### Exercise aim
Pick out the lines below that include the string "shihira".

(Data records)
--- START ---
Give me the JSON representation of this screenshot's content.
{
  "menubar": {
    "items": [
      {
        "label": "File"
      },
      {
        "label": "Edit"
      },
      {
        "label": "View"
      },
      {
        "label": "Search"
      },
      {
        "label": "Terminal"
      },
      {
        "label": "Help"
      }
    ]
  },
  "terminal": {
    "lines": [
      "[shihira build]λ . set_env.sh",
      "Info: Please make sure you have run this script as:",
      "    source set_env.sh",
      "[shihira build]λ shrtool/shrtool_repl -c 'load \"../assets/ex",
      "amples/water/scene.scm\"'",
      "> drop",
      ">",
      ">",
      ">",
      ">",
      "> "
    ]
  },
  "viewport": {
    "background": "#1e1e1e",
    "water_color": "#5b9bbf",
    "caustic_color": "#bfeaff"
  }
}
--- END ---
### Completed task
      "[shihira build]λ . set_env.sh",
      "[shihira build]λ shrtool/shrtool_repl -c 'load \"../assets/ex",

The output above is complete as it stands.